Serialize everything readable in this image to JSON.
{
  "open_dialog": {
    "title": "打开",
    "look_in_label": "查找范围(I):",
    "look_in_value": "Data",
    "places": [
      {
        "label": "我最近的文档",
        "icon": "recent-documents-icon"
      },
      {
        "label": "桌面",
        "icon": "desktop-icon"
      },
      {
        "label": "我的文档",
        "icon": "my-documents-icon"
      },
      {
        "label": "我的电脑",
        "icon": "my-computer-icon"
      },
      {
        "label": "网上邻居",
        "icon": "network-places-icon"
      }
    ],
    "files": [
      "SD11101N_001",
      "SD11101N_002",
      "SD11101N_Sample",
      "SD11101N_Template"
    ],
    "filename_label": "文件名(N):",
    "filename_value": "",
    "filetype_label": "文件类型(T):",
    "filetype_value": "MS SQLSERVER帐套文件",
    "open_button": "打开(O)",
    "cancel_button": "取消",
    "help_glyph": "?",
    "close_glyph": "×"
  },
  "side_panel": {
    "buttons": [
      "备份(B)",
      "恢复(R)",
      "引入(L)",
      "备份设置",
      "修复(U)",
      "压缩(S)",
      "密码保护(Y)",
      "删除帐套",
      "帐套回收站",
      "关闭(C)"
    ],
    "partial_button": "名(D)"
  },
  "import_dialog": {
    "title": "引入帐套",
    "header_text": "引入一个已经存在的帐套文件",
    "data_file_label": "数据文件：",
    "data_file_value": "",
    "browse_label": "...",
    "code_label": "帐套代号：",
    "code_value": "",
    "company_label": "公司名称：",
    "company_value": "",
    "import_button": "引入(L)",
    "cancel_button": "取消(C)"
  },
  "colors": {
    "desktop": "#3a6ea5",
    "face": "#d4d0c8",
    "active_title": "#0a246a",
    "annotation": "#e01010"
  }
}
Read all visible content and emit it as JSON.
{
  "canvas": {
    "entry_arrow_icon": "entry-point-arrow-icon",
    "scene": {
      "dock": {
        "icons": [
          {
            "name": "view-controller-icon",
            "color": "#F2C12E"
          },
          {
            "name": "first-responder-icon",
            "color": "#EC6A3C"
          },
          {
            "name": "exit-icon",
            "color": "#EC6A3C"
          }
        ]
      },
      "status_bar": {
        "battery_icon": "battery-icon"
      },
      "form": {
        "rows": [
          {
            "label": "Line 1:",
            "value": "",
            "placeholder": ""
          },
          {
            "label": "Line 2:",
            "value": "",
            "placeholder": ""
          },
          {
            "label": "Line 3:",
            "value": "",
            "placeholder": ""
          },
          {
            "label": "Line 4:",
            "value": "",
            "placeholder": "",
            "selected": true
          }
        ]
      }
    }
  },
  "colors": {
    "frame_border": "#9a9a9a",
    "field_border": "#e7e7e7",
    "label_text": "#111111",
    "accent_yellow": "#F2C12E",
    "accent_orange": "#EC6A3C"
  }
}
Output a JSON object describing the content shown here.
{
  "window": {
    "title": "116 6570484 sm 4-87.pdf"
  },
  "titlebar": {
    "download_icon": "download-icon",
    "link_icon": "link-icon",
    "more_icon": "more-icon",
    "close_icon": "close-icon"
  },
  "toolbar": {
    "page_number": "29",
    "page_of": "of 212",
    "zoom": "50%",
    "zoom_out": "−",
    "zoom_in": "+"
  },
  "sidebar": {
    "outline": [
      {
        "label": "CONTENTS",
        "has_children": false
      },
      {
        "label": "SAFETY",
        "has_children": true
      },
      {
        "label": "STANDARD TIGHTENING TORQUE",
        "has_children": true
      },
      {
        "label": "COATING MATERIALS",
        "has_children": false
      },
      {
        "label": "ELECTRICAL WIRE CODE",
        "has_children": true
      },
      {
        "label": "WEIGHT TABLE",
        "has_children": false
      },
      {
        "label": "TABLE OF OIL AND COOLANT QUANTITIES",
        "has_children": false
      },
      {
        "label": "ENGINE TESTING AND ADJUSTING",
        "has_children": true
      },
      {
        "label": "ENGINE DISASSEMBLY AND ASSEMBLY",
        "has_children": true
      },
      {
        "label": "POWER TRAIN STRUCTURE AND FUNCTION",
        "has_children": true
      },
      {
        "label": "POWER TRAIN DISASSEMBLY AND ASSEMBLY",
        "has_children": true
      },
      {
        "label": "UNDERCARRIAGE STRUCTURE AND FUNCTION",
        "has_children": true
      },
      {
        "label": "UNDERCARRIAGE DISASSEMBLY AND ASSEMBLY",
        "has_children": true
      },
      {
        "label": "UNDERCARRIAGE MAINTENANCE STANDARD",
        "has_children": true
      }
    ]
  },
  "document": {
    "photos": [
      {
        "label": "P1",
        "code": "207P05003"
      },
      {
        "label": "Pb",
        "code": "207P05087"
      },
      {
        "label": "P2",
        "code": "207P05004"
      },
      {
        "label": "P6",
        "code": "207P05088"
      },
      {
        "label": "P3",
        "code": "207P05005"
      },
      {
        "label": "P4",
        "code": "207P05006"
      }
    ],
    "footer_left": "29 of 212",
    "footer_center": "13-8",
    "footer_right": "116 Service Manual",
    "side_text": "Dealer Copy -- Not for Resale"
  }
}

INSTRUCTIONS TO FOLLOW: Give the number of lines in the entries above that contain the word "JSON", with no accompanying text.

WRITTEN RESPONSE: 3